California voters approve ban on sale of flavored tobacco products
Anti-tobacco advocates fought for years to end the sale of flavored products they said have generated a youth vaping crisis.
California voters on Tuesday passed a ballot measure to uphold a 2020 law that banned the sale of most flavored tobacco products, giving anti-tobacco advocates an expected victory in a multiyear fight against the industry to mitigate a youth vaping crisis.
Proposition 31 was placed on the ballot soon after Gov. Gavin Newsom signed Senate Bill 793, the Legislature’s bipartisan effort to crack down on e-cigarettes and other products popular with kids. The law banned the sale of certain flavored tobacco products in stores and vending machines, including menthol cigarettes, but with exceptions for hookah, premium cigars and loose-leaf tobacco.
The Associated Press called the race, though official results will take longer to finalize.
The implementation of SB 793 was delayed after a referendum by the tobacco industry qualified for the November 2022 ballot, giving voters the final say on its merit. A “yes” vote meant the law would go into effect, while a “no” vote would have blocked it.
More than 100 local jurisdictions in California have passed some level of restrictions against the sale of flavored tobacco products. Lawmakers approved the statewide ban despite lobbying by the tobacco industry and other interest groups that claimed it would disproportionately affect certain communities more than others and incentivize a black market.
Advocates for Proposition 31 argued the restrictions would deter tobacco use among kids by eliminating youth-friendly flavors such as bubblegum, cotton candy and cherry. A 2020 Centers for Disease Control and Prevention youth survey found that 20% of high school and 10% of middle school students reported current e-cigarette use.
Those numbers concerned a coalition of doctors, dentists, nurses and public health professionals who campaigned in support of the initiative, along with Newsom, the California Democratic Party and the California Teachers Assn.
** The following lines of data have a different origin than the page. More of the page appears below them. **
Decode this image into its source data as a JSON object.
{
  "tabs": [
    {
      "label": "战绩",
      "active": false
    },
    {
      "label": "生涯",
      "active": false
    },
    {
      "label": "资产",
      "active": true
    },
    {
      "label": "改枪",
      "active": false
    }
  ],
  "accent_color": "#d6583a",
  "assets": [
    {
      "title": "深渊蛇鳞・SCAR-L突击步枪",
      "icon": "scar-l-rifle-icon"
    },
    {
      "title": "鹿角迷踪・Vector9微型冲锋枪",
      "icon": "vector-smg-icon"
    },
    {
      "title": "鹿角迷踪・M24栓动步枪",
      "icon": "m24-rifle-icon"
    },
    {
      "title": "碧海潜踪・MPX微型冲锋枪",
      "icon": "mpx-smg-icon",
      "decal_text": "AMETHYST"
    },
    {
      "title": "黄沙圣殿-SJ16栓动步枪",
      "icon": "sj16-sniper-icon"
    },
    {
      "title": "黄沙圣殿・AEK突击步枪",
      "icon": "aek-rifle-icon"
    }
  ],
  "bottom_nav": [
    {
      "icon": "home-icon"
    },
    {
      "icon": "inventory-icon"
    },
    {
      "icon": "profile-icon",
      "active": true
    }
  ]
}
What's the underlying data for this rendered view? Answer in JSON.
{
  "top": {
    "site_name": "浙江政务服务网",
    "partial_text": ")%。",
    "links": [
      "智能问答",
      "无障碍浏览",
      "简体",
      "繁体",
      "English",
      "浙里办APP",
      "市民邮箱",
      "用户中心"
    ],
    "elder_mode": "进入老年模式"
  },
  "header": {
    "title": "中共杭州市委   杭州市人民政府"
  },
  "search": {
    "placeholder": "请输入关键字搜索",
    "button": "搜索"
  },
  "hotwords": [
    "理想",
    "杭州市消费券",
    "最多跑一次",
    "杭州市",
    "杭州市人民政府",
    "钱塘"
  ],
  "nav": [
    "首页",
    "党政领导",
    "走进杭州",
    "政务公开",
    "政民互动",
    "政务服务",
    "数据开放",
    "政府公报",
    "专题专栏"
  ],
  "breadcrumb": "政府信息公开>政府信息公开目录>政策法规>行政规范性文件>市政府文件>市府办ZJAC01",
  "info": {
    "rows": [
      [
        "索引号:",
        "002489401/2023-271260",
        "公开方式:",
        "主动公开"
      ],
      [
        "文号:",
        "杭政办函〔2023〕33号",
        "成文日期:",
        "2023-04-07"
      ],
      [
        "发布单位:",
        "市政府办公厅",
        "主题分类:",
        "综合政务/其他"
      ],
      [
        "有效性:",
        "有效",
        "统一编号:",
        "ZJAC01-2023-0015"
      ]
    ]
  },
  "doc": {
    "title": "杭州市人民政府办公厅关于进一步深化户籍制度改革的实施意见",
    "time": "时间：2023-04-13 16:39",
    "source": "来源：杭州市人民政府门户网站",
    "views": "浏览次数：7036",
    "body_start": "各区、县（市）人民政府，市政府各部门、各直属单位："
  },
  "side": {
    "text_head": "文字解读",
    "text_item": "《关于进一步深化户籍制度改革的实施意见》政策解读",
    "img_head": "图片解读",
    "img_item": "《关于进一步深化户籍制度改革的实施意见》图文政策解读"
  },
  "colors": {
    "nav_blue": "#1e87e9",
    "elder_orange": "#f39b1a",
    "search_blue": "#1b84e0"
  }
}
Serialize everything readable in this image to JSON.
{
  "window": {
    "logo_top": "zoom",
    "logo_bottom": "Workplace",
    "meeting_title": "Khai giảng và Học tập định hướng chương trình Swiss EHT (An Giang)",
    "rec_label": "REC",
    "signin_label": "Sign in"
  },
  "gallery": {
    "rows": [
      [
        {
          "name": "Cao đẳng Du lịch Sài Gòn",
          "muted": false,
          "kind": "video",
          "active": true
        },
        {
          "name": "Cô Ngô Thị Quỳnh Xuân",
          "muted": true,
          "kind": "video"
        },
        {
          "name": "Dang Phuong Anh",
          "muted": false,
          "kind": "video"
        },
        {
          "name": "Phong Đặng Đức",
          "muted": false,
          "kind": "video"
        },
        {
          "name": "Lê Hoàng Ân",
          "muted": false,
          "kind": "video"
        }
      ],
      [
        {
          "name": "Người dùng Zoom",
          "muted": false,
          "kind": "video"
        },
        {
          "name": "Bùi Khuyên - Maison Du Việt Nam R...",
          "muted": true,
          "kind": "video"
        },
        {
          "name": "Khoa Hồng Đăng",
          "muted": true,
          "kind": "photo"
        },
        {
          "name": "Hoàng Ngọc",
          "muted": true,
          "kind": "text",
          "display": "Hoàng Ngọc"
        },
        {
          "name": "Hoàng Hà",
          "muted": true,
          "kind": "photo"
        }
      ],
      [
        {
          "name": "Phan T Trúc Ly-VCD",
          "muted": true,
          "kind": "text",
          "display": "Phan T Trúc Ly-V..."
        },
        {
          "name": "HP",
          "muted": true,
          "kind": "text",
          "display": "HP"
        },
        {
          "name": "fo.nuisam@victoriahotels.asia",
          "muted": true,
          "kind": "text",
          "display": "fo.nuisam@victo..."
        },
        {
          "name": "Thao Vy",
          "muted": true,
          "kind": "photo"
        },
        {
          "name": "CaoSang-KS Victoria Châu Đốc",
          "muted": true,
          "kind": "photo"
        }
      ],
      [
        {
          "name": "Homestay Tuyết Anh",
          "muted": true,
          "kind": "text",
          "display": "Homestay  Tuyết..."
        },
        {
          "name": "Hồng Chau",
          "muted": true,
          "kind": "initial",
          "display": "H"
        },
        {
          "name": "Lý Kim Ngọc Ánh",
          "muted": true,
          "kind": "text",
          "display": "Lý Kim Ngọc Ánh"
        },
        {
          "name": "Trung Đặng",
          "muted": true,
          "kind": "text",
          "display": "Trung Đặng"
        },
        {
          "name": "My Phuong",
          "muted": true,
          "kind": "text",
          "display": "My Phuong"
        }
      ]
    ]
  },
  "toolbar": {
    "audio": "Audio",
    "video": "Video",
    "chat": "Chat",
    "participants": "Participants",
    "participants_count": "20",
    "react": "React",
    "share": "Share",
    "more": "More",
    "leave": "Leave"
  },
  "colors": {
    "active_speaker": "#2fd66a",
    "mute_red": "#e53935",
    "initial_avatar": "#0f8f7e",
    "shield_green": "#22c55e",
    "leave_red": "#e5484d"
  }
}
The campaign to pass Proposition 31 had raised around $60 million, according to campaign finance records, thanks in large part to former New York City Mayor Michael Bloomberg, who has for years fought against teen smoking and funneled millions into passing the ballot measure.
The campaign against Proposition 31 raised millions of dollars with help from R.J. Reynolds Tobacco Co. and Philip Morris USA. The California Republican Party also endorsed a “no” vote against the measure.
Opponents said the ban would remove an effective tool used by smokers to quit traditional cigarettes, and that some communities were unfairly targeted by the law. Black smokers, for example, are more likely to use menthol cigarettes, largely because the tobacco industry “aggressively targets its marketing to certain populations,” according to the CDC.
The “no” campaign also claimed that the new rules would incentivize a black market that would disregard strict federal regulations against underage smokers and flavored tobacco products, and would significantly cost the state. The independent Legislative Analyst’s Office estimated that Proposition 31 could reduce state tobacco tax revenues by up to $100 million annually.
Still, Proposition 31 headed into election night with a clear advantage. A recent UC Berkeley Institute of Governmental Studies poll co-sponsored by The Times found that likely voters favored the ballot measure 58% to 32%, with strong support from Democrats and unaffiliated voters, and modest approval among Republicans.
Newsom also lent his support for the measure in the final days before the election.
“A lot on the ballot. Not to be missed — a chance to stand up to nasty tobacco companies that are willing to put our kids’ health at risk to flush their bank accounts with cash,” Newsom wrote on Twitter on Nov. 4. “It’s sick. Vote YES ON PROP 31 to ensure the ban on flavored tobacco stays put. Save lives. Vote YES.”
While Proposition 31 was in strong standing after polls closed, the total vote count could take days to finalize.
This story originally appeared in Los Angeles Times.